All records after this line are to be returned verbatim.

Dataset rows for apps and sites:
* * * * * * *

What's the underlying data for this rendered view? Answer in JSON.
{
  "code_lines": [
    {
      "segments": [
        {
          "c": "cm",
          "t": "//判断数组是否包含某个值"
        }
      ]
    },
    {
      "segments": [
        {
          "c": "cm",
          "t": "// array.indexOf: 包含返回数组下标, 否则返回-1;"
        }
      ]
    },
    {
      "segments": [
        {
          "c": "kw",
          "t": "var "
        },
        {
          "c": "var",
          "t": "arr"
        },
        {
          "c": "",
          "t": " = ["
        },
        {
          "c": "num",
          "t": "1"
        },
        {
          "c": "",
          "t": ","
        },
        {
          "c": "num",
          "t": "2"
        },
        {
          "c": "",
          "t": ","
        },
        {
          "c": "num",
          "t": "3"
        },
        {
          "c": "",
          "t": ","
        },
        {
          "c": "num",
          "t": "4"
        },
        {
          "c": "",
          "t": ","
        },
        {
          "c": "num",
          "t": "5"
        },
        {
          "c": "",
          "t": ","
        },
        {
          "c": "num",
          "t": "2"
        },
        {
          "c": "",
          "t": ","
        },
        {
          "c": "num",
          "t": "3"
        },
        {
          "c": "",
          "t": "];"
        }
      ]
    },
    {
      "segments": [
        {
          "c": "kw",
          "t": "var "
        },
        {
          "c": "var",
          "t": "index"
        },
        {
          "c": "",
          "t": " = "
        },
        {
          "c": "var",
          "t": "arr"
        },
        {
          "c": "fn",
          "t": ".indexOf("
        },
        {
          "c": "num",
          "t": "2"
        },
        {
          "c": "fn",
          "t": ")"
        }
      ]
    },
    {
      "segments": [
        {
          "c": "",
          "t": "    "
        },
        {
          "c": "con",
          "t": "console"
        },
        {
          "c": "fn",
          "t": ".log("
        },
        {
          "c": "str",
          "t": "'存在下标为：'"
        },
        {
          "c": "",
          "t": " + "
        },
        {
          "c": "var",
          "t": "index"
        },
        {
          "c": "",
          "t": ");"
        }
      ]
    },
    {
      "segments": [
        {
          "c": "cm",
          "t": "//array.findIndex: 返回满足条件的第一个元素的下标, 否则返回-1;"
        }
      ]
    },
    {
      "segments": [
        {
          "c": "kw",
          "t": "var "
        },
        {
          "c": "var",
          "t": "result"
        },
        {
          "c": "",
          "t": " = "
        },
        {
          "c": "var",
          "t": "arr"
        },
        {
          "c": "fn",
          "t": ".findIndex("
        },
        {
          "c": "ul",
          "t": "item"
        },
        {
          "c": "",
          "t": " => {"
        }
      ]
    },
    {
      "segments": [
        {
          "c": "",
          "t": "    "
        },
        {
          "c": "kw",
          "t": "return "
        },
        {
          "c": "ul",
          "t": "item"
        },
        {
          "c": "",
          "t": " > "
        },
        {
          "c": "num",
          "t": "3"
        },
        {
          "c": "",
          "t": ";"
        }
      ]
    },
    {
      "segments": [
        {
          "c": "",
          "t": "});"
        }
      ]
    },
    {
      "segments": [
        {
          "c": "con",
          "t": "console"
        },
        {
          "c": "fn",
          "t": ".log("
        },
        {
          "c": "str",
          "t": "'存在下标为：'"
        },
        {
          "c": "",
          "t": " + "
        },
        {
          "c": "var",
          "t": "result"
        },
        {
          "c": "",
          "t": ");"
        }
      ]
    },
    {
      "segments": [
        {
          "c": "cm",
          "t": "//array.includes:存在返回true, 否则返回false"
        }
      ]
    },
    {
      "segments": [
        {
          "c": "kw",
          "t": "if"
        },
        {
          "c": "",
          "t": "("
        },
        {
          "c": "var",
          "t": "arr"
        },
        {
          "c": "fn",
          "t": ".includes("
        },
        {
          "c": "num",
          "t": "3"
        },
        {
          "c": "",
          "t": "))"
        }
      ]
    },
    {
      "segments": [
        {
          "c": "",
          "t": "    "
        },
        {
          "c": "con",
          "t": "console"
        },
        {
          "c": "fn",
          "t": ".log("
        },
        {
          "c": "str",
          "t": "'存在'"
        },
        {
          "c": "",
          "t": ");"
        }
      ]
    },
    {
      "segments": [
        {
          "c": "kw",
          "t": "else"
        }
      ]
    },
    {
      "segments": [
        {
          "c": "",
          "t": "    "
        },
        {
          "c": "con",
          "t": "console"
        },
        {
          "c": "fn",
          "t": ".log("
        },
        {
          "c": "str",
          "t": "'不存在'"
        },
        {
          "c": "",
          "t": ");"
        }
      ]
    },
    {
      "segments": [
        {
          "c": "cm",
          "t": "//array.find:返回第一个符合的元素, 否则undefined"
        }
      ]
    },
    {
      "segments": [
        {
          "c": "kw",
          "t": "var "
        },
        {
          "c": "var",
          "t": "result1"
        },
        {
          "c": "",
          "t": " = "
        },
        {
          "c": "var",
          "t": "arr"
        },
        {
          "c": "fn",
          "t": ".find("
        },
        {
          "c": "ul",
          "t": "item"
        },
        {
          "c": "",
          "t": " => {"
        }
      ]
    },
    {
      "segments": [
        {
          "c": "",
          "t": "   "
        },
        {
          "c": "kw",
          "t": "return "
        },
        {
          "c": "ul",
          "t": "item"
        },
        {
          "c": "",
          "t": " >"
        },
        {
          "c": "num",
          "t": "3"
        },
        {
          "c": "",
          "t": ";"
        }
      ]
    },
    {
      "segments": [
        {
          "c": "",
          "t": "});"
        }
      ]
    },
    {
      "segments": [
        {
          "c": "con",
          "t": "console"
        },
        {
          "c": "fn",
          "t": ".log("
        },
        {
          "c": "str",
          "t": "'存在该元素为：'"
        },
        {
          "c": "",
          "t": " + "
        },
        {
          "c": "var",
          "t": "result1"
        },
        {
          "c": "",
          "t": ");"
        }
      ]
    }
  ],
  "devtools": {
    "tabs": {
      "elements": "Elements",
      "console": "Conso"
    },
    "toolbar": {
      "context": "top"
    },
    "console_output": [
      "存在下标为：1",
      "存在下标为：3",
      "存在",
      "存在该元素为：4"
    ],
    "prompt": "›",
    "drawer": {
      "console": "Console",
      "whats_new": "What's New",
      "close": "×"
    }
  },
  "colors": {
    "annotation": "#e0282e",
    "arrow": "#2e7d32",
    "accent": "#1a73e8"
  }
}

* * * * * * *

> **Reply**
What's the underlying data for this rendered view? Answer in JSON.
{
  "code_lines": [
    {
      "segments": [
        {
          "c": "cm",
          "t": "//判断数组是否包含某个值"
        }
      ]
    },
    {
      "segments": [
        {
          "c": "cm",
          "t": "// array.indexOf: 包含返回数组下标, 否则返回-1;"
        }
      ]
    },
    {
      "segments": [
        {
          "c": "kw",
          "t": "var "
        },
        {
          "c": "var",
          "t": "arr"
        },
        {
          "c": "",
          "t": " = ["
        },
        {
          "c": "num",
          "t": "1"
        },
        {
          "c": "",
          "t": ","
        },
        {
          "c": "num",
          "t": "2"
        },
        {
          "c": "",
          "t": ","
        },
        {
          "c": "num",
          "t": "3"
        },
        {
          "c": "",
          "t": ","
        },
        {
          "c": "num",
          "t": "4"
        },
        {
          "c": "",
          "t": ","
        },
        {
          "c": "num",
          "t": "5"
        },
        {
          "c": "",
          "t": ","
        },
        {
          "c": "num",
          "t": "2"
        },
        {
          "c": "",
          "t": ","
        },
        {
          "c": "num",
          "t": "3"
        },
        {
          "c": "",
          "t": "];"
        }
      ]
    },
    {
      "segments": [
        {
          "c": "kw",
          "t": "var "
        },
        {
          "c": "var",
          "t": "index"
        },
        {
          "c": "",
          "t": " = "
        },
        {
          "c": "var",
          "t": "arr"
        },
        {
          "c": "fn",
          "t": ".indexOf("
        },
        {
          "c": "num",
          "t": "2"
        },
        {
          "c": "fn",
          "t": ")"
        }
      ]
    },
    {
      "segments": [
        {
          "c": "",
          "t": "    "
        },
        {
          "c": "con",
          "t": "console"
        },
        {
          "c": "fn",
          "t": ".log("
        },
        {
          "c": "str",
          "t": "'存在下标为：'"
        },
        {
          "c": "",
          "t": " + "
        },
        {
          "c": "var",
          "t": "index"
        },
        {
          "c": "",
          "t": ");"
        }
      ]
    },
    {
      "segments": [
        {
          "c": "cm",
          "t": "//array.findIndex: 返回满足条件的第一个元素的下标, 否则返回-1;"
        }
      ]
    },
    {
      "segments": [
        {
          "c": "kw",
          "t": "var "
        },
        {
          "c": "var",
          "t": "result"
        },
        {
          "c": "",
          "t": " = "
        },
        {
          "c": "var",
          "t": "arr"
        },
        {
          "c": "fn",
          "t": ".findIndex("
        },
        {
          "c": "ul",
          "t": "item"
        },
        {
          "c": "",
          "t": " => {"
        }
      ]
    },
    {
      "segments": [
        {
          "c": "",
          "t": "    "
        },
        {
          "c": "kw",
          "t": "return "
        },
        {
          "c": "ul",
          "t": "item"
        },
        {
          "c": "",
          "t": " > "
        },
        {
          "c": "num",
          "t": "3"
        },
        {
          "c": "",
          "t": ";"
        }
      ]
    },
    {
      "segments": [
        {
          "c": "",
          "t": "});"
        }
      ]
    },
    {
      "segments": [
        {
          "c": "con",
          "t": "console"
        },
        {
          "c": "fn",
          "t": ".log("
        },
        {
          "c": "str",
          "t": "'存在下标为：'"
        },
        {
          "c": "",
          "t": " + "
        },
        {
          "c": "var",
          "t": "result"
        },
        {
          "c": "",
          "t": ");"
        }
      ]
    },
    {
      "segments": [
        {
          "c": "cm",
          "t": "//array.includes:存在返回true, 否则返回false"
        }
      ]
    },
    {
      "segments": [
        {
          "c": "kw",
          "t": "if"
        },
        {
          "c": "",
          "t": "("
        },
        {
          "c": "var",
          "t": "arr"
        },
        {
          "c": "fn",
          "t": ".includes("
        },
        {
          "c": "num",
          "t": "3"
        },
        {
          "c": "",
          "t": "))"
        }
      ]
    },
    {
      "segments": [
        {
          "c": "",
          "t": "    "
        },
        {
          "c": "con",
          "t": "console"
        },
        {
          "c": "fn",
          "t": ".log("
        },
        {
          "c": "str",
          "t": "'存在'"
        },
        {
          "c": "",
          "t": ");"
        }
      ]
    },
    {
      "segments": [
        {
          "c": "kw",
          "t": "else"
        }
      ]
    },
    {
      "segments": [
        {
          "c": "",
          "t": "    "
        },
        {
          "c": "con",
          "t": "console"
        },
        {
          "c": "fn",
          "t": ".log("
        },
        {
          "c": "str",
          "t": "'不存在'"
        },
        {
          "c": "",
          "t": ");"
        }
      ]
    },
    {
      "segments": [
        {
          "c": "cm",
          "t": "//array.find:返回第一个符合的元素, 否则undefined"
        }
      ]
    },
    {
      "segments": [
        {
          "c": "kw",
          "t": "var "
        },
        {
          "c": "var",
          "t": "result1"
        },
        {
          "c": "",
          "t": " = "
        },
        {
          "c": "var",
          "t": "arr"
        },
        {
          "c": "fn",
          "t": ".find("
        },
        {
          "c": "ul",
          "t": "item"
        },
        {
          "c": "",
          "t": " => {"
        }
      ]
    },
    {
      "segments": [
        {
          "c": "",
          "t": "   "
        },
        {
          "c": "kw",
          "t": "return "
        },
        {
          "c": "ul",
          "t": "item"
        },
        {
          "c": "",
          "t": " >"
        },
        {
          "c": "num",
          "t": "3"
        },
        {
          "c": "",
          "t": ";"
        }
      ]
    },
    {
      "segments": [
        {
          "c": "",
          "t": "});"
        }
      ]
    },
    {
      "segments": [
        {
          "c": "con",
          "t": "console"
        },
        {
          "c": "fn",
          "t": ".log("
        },
        {
          "c": "str",
          "t": "'存在该元素为：'"
        },
        {
          "c": "",
          "t": " + "
        },
        {
          "c": "var",
          "t": "result1"
        },
        {
          "c": "",
          "t": ");"
        }
      ]
    }
  ],
  "devtools": {
    "tabs": {
      "elements": "Elements",
      "console": "Conso"
    },
    "toolbar": {
      "context": "top"
    },
    "console_output": [
      "存在下标为：1",
      "存在下标为：3",
      "存在",
      "存在该元素为：4"
    ],
    "prompt": "›",
    "drawer": {
      "console": "Console",
      "whats_new": "What's New",
      "close": "×"
    }
  },
  "colors": {
    "annotation": "#e0282e",
    "arrow": "#2e7d32",
    "accent": "#1a73e8"
  }
}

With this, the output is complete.